Reviews 2

Library Journal Review

Historians trained before the fall of the USSR were weaned on the pervasive antagonisms of the Cold War; anything positive the Soviet Union did during World War II was suspect. Given the closed nature of the former Soviet Union, adequate research has never been done on Soviet counterintelligence until now. Stephen, a CIA specialist in Russian military and intelligence issues, uses the secret files just now beginning to open as well as British and American files and previous sketchy Russian works to triangulate information about the effectiveness of Soviet Counterintelligence during the Soviet-German war of 1941-45. His research indicates that "the scale, scope, and complexity of many of these Soviet operations rivaled or arguably exceeded those of the British Twenty Committee." Stephen's stated goal is to "stimulate further research on combat counterintelligence in general, lay out the current state of the Soviet equivalent of the British Twenty Committee, and induce Russians to publish a declassified credible history of their operations against the Germans that meets Western historiographic standards." Achieving these goals lies mostly in the future, but he has succeeded in pulling together a credible accounting of the accomplishments of Soviet counterintelligence of World War II. Recommended for public and academic libraries.-Harry Willems, Southeast Kansas Lib. Syst., Iola (c) Copyright 2010. Library Journals LLC, a wholly owned subsidiary of Media Source, Inc. No redistribution permitted.

Choice Review

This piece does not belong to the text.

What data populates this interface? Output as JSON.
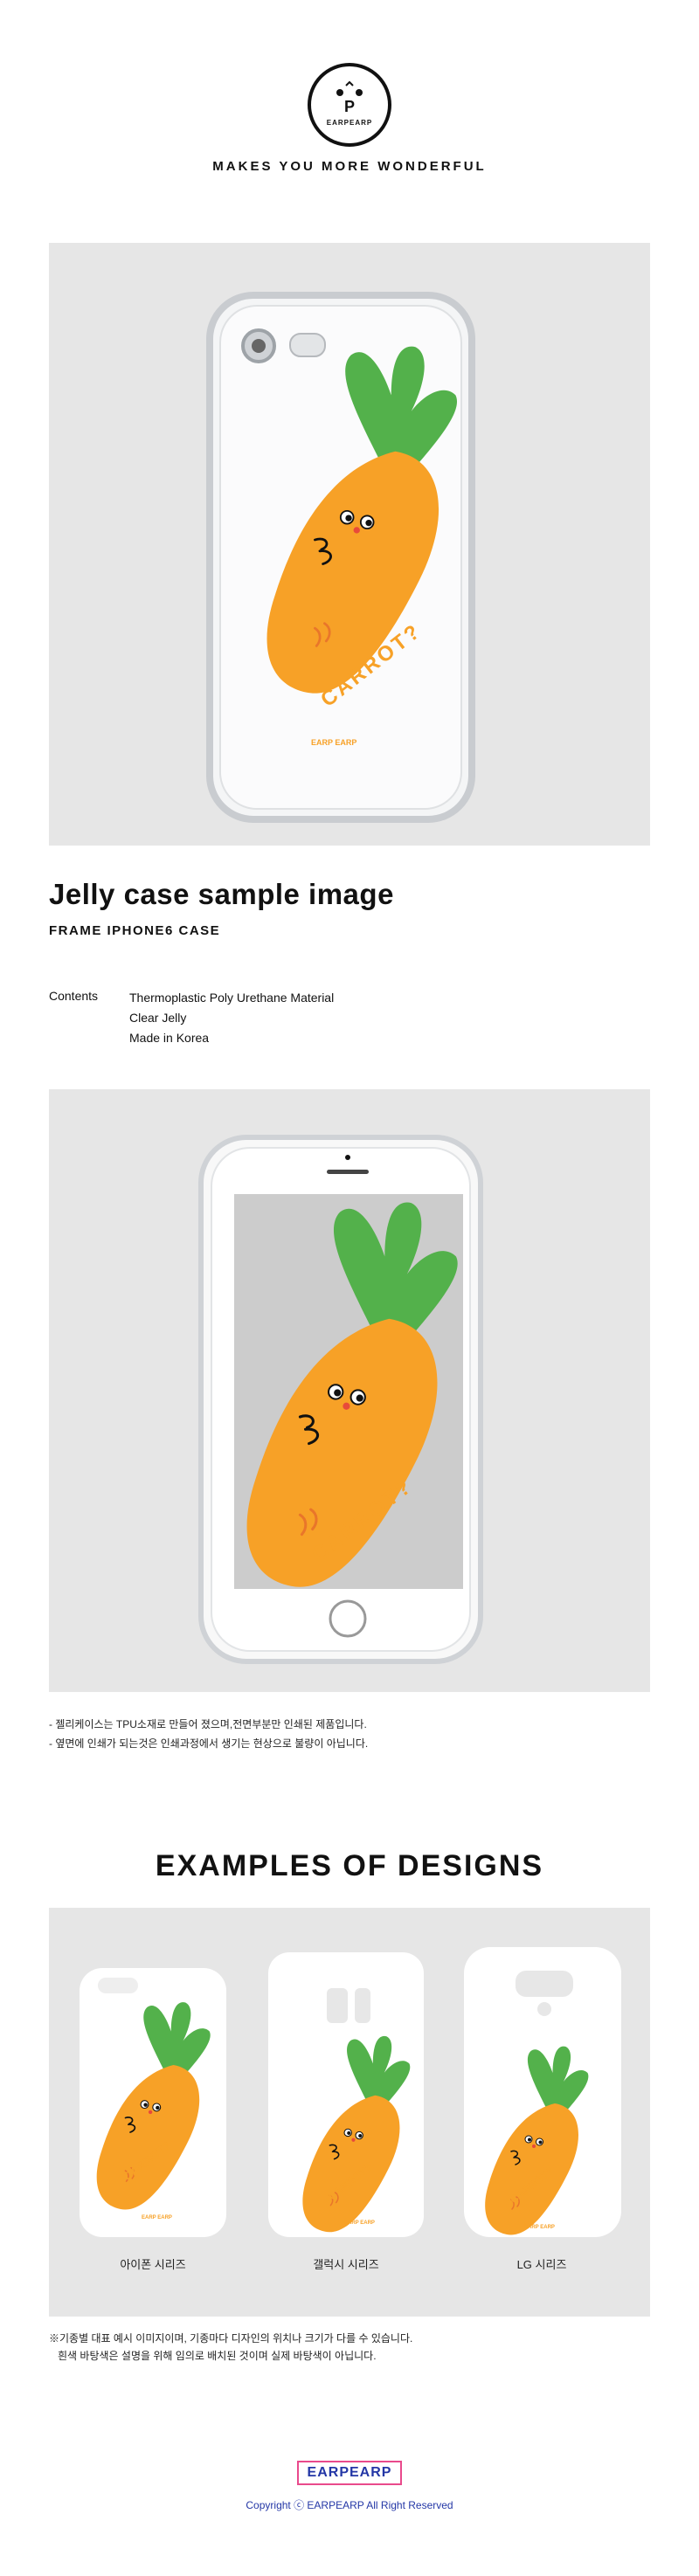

Stephan tells the story of the largest and most intense counter-intelligence campaign in history--between the Germans and the Soviets on the Eastern Front during WW II. At the war's outset, the Germans underestimated Soviet military strength and the sophistication of their intelligence operations. German signals intelligence (SIGINT) was poor, and Soviet codes were never broken. The Germans never penetrated key Soviet organizations and were repeatedly deceived by Russian misinformation. In contrast, the Soviets ran effective intelligence operations. They penetrated German organizations, most notably the spy schools, and halted German attempts at infiltration and sabotage with tight, ruthless security. The Soviets developed an extensive informant network and provided a steady stream of misinformation, usually via radio. The author contends that German arrogance and racial prejudice was fundamental to their failure to develop effective programs. He believes that Germany lost to the Russians due to poor counterintelligence. Overall, this is a well-written, lively book, and it features a helpful glossary of Soviet terms and abbreviations. As a former CIA officer, Stephan has clear mastery of intelligence operations and cites archival sources from Germany and the US, but was unable to visit Russian archives. Hopefully, this work will inspire others to continue researching this fascinating subject. ^BSumming Up: Highly recommended. All levels/libraries. W. T. Dean III Air Command and Staff College